(Beginning of Information provided)

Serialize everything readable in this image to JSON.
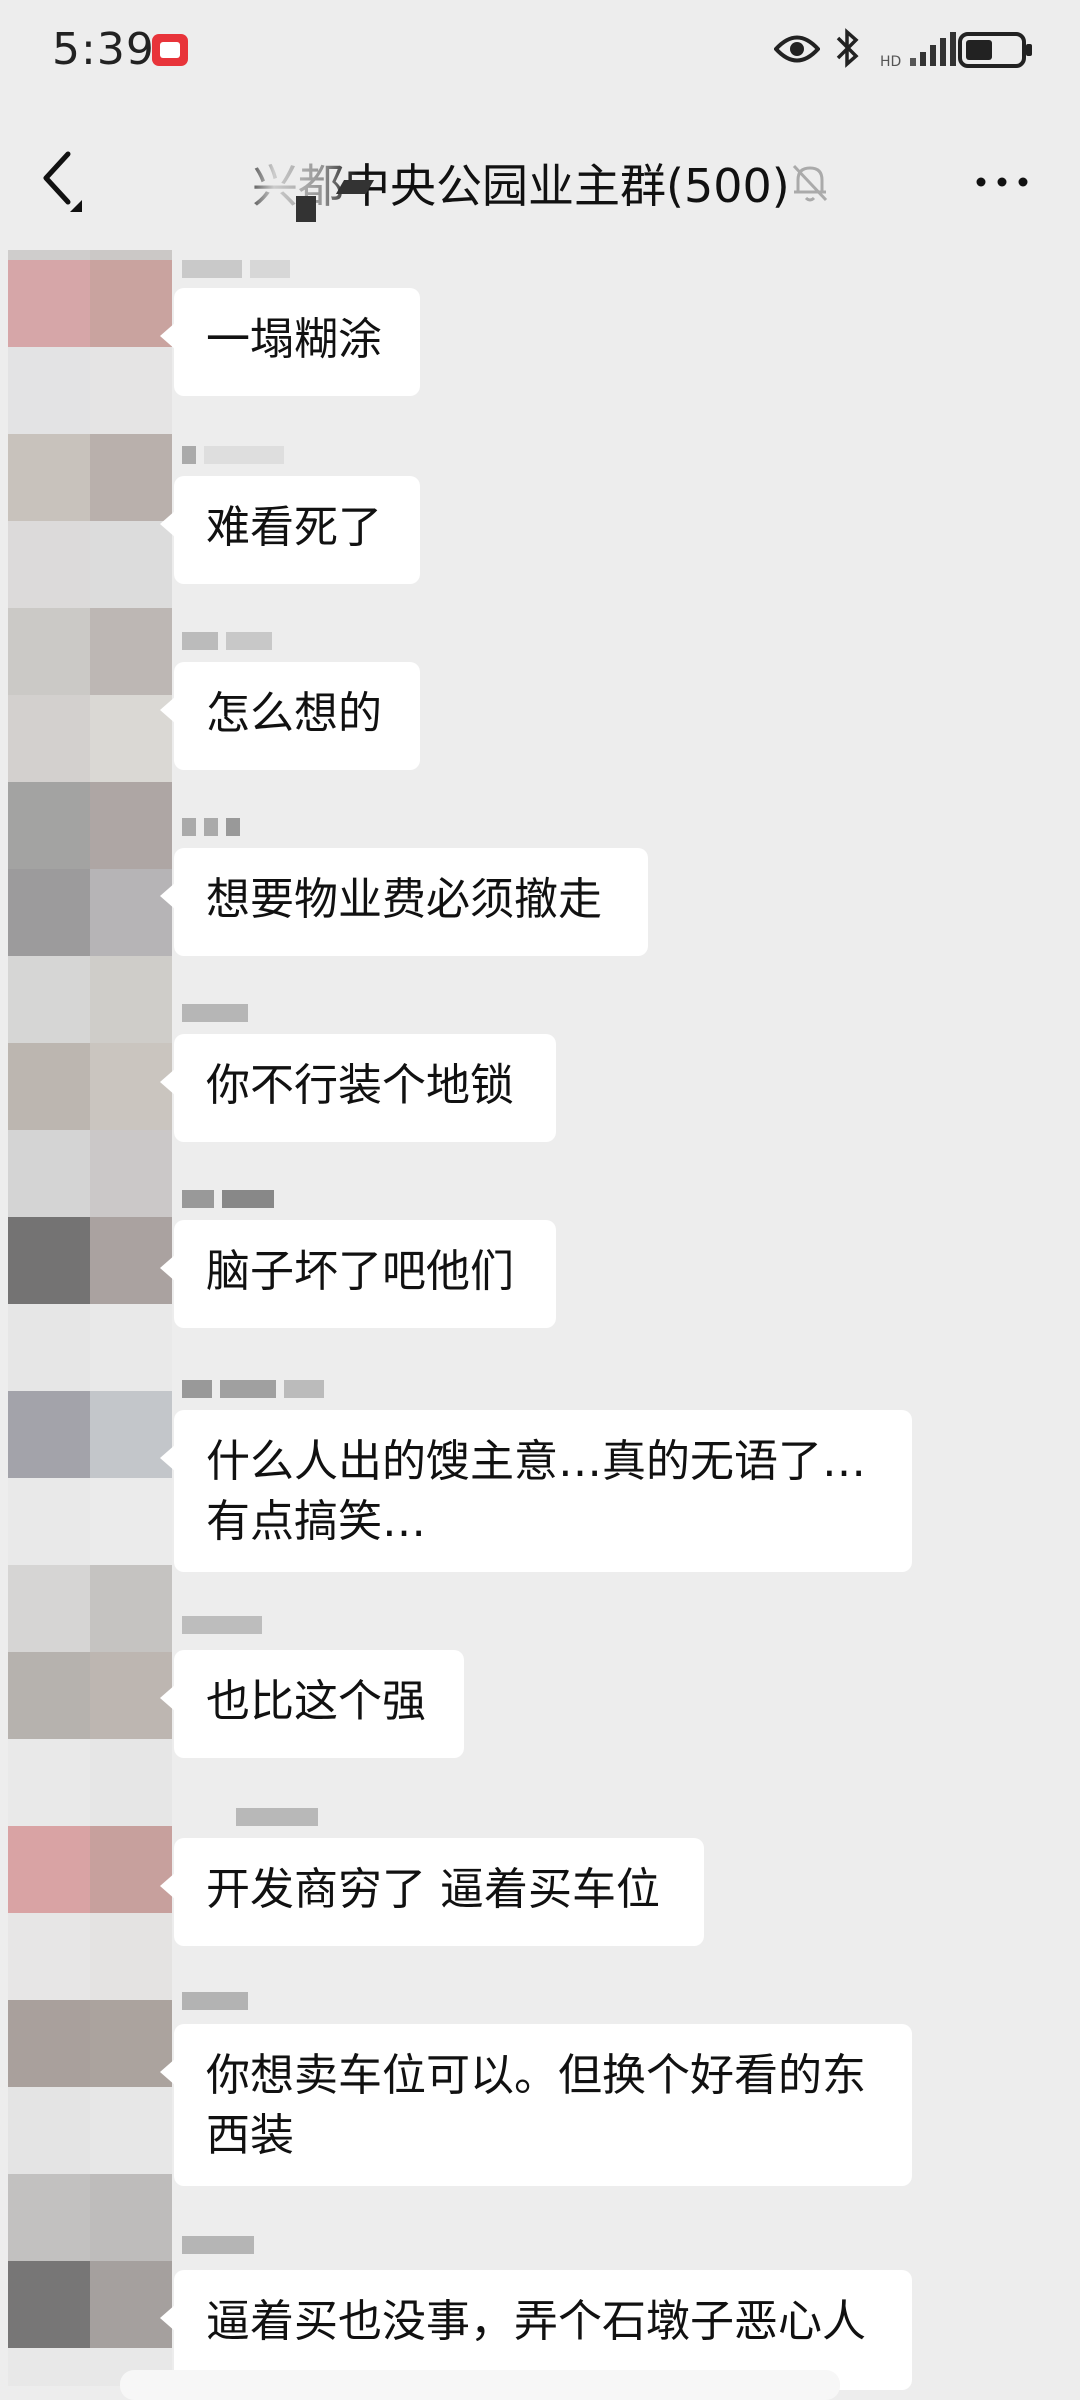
{
  "status_bar": {
    "time": "5:39"
  },
  "header": {
    "title": "兴都中央公园业主群(500)"
  },
  "messages": [
    {
      "text": "一塌糊涂"
    },
    {
      "text": "难看死了"
    },
    {
      "text": "怎么想的"
    },
    {
      "text": "想要物业费必须撤走"
    },
    {
      "text": "你不行装个地锁"
    },
    {
      "text": "脑子坏了吧他们"
    },
    {
      "text": "什么人出的馊主意…真的无语了…\n有点搞笑…"
    },
    {
      "text": "也比这个强"
    },
    {
      "text": "开发商穷了 逼着买车位"
    },
    {
      "text": "你想卖车位可以。但换个好看的东\n西装"
    },
    {
      "text": "逼着买也没事，弄个石墩子恶心人"
    }
  ]
}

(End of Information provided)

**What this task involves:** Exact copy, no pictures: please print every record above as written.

**Answer for the task:**
Serialize everything readable in this image to JSON.
{
  "status_bar": {
    "time": "5:39"
  },
  "header": {
    "title": "兴都中央公园业主群(500)"
  },
  "messages": [
    {
      "text": "一塌糊涂"
    },
    {
      "text": "难看死了"
    },
    {
      "text": "怎么想的"
    },
    {
      "text": "想要物业费必须撤走"
    },
    {
      "text": "你不行装个地锁"
    },
    {
      "text": "脑子坏了吧他们"
    },
    {
      "text": "什么人出的馊主意…真的无语了…\n有点搞笑…"
    },
    {
      "text": "也比这个强"
    },
    {
      "text": "开发商穷了 逼着买车位"
    },
    {
      "text": "你想卖车位可以。但换个好看的东\n西装"
    },
    {
      "text": "逼着买也没事，弄个石墩子恶心人"
    }
  ]
}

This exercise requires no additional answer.